Lidia and Hector Legrand

Imagine an American crooner with the sum of the popularity of Nat King Cole, Bing Crosby, Dean Martin and Frank Sinatra all combined into one. That virtual American crooner would be as popular as Carlos Gardel is for Argentine Tango lovers all over the world.

Several countries have claimed him as their native son including France, Argentina, Uruguay and others. Recent research has proven that he was born Charles Romuald Gardes in France on December 11, 1890 (All over the world December 11 has been declared International Argentine Tango Day). Gardel immigrated to Argentina with his single mother in 1892 when he was two years old.

There are quite a few interesting stories as to the reasons why these countries claimed him as their own citizen. If you are interested in the details, please send an email to [email protected].

His extraordinary vocal qualities and passion for Argentine Tango made him the most important person in the history of Argentine Tango.

His perfect pitch put him in the same category as Ray Charles, Ella Fitzgerald, Yo-Yo Ma, Mozart and several others.

In Part 10 in our series published last month, we wrote about Códigos (protocol). One of the 30 or so Argentine Tango códigos is that in respect to the memory of Carlos Gardel, no dancer should dance to a recording of an Argentine Tango sung by him.
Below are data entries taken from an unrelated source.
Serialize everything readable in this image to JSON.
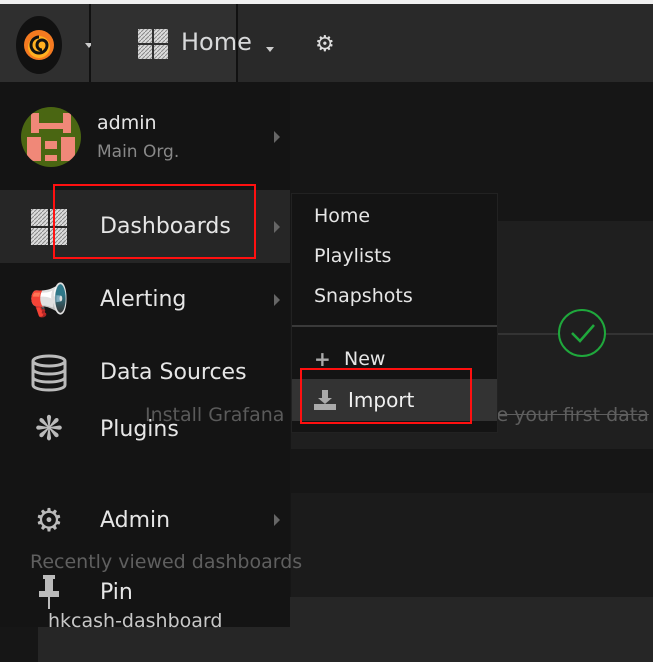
{
  "topbar": {
    "home_label": "Home"
  },
  "user": {
    "name": "admin",
    "org": "Main Org."
  },
  "sidemenu": {
    "items": [
      {
        "label": "Dashboards",
        "icon": "dashboard-grid-icon",
        "has_submenu": true,
        "active": true
      },
      {
        "label": "Alerting",
        "icon": "megaphone-icon",
        "has_submenu": true
      },
      {
        "label": "Data Sources",
        "icon": "database-icon",
        "has_submenu": false
      },
      {
        "label": "Plugins",
        "icon": "plugins-icon",
        "has_submenu": false
      },
      {
        "label": "Admin",
        "icon": "gears-icon",
        "has_submenu": true
      },
      {
        "label": "Pin",
        "icon": "pin-icon",
        "has_submenu": false
      }
    ]
  },
  "submenu": {
    "items": [
      "Home",
      "Playlists",
      "Snapshots"
    ],
    "new_label": "New",
    "import_label": "Import"
  },
  "background": {
    "install": "Install Grafana",
    "create": "Create your first data",
    "recent": "Recently viewed dashboards",
    "dashboard": "hkcash-dashboard"
  },
  "colors": {
    "highlight": "#ff1010",
    "success": "#1fa83c",
    "logo": "#f57a20"
  }
}
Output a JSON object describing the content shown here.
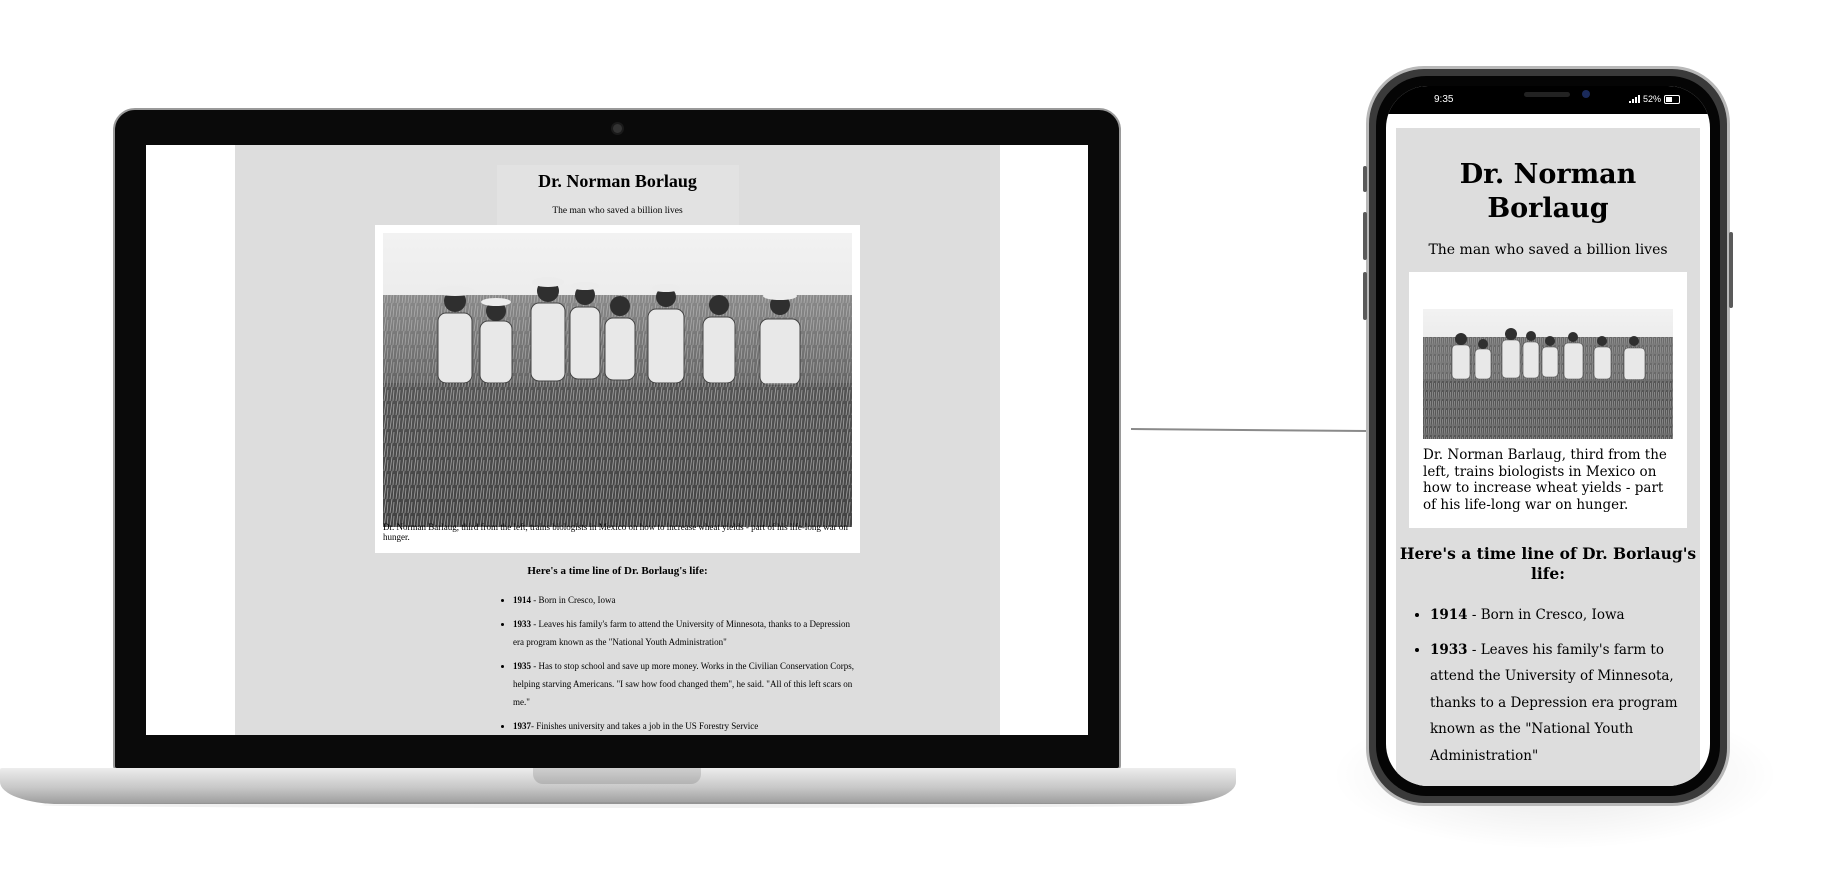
{
  "laptop": {
    "page": {
      "title": "Dr. Norman Borlaug",
      "subtitle": "The man who saved a billion lives",
      "image_alt": "Dr. Norman Borlaug with biologists in a wheat field",
      "caption": "Dr. Norman Barlaug, third from the left, trains biologists in Mexico on how to increase wheat yields - part of his life-long war on hunger.",
      "timeline_heading": "Here's a time line of Dr. Borlaug's life:",
      "timeline": [
        {
          "year": "1914",
          "text": " - Born in Cresco, Iowa"
        },
        {
          "year": "1933",
          "text": " - Leaves his family's farm to attend the University of Minnesota, thanks to a Depression era program known as the \"National Youth Administration\""
        },
        {
          "year": "1935",
          "text": " - Has to stop school and save up more money. Works in the Civilian Conservation Corps, helping starving Americans. \"I saw how food changed them\", he said. \"All of this left scars on me.\""
        },
        {
          "year": "1937",
          "text": "- Finishes university and takes a job in the US Forestry Service"
        }
      ]
    }
  },
  "phone": {
    "status": {
      "time": "9:35",
      "battery": "52%"
    },
    "page": {
      "title": "Dr. Norman Borlaug",
      "subtitle": "The man who saved a billion lives",
      "caption": "Dr. Norman Barlaug, third from the left, trains biologists in Mexico on how to increase wheat yields - part of his life-long war on hunger.",
      "timeline_heading": "Here's a time line of Dr. Borlaug's life:",
      "timeline": [
        {
          "year": "1914",
          "text": " - Born in Cresco, Iowa"
        },
        {
          "year": "1933",
          "text": " - Leaves his family's farm to attend the University of Minnesota, thanks to a Depression era program known as the \"National Youth Administration\""
        }
      ]
    }
  },
  "colors": {
    "page_bg": "#dddddd",
    "device_black": "#0a0a0a",
    "laptop_silver": "#c7c7c7"
  }
}
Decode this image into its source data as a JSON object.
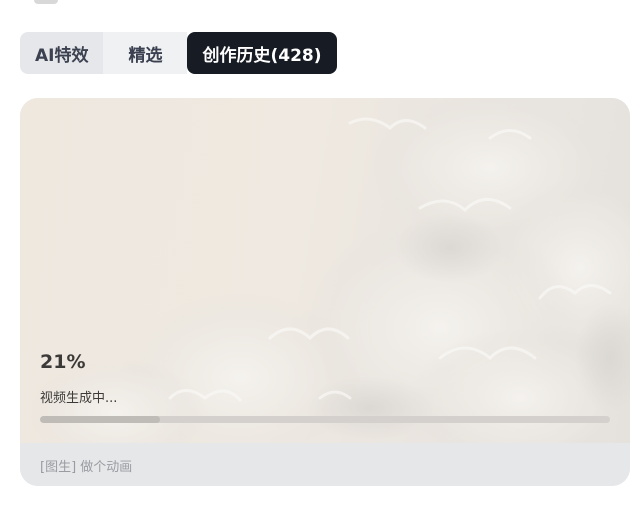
{
  "tabs": [
    {
      "label": "AI特效"
    },
    {
      "label": "精选"
    },
    {
      "label": "创作历史(428)"
    }
  ],
  "card": {
    "progress_percent_text": "21%",
    "progress_fraction": 0.21,
    "status_text": "视频生成中...",
    "prompt_text": "[图生] 做个动画",
    "image_description_icon": "flowers-thumbnail"
  },
  "colors": {
    "active_tab_bg": "#171b24",
    "active_tab_text": "#ffffff",
    "inactive_tab_text": "#3b4150",
    "footer_text": "#9a9ca3"
  }
}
When a dancer does so, she/he is immediately labeled as a rookie in the Argentine Tango dancing scene.

Gardel was the star of seven films, three of them filmed in France and the rest in the United States.

Gardel died at the age of 44 in an airplane accident in Colombia while on tour through the U.S. and Latin American countries.

If you’d like to learn more about Carlos Gardel please send us an email to [email protected].

About the authors: Lidia and Hector are Argentina born U.S. citizens and SaddleBrooke residents founding members of SATS, chartered in both HOAs. They travel to Buenos Aires often to dance Argentine Tango, to participate in International Argentine Tango Festivals and to further refine their Argentine Tango teaching skills. 2014 is Lidia and Hector’s eleventh year as SaddleBrooke Argentine Tango Dance Instructors of both group and private students. They have been teaching Argentine Tango dancing for sixteen years. They also offer seminars and workshops on Argentine Tango music, history, culture and cuisine. Hector has authored a book on Porteño Cuisine associated with Argentine Tango available at Please visit their website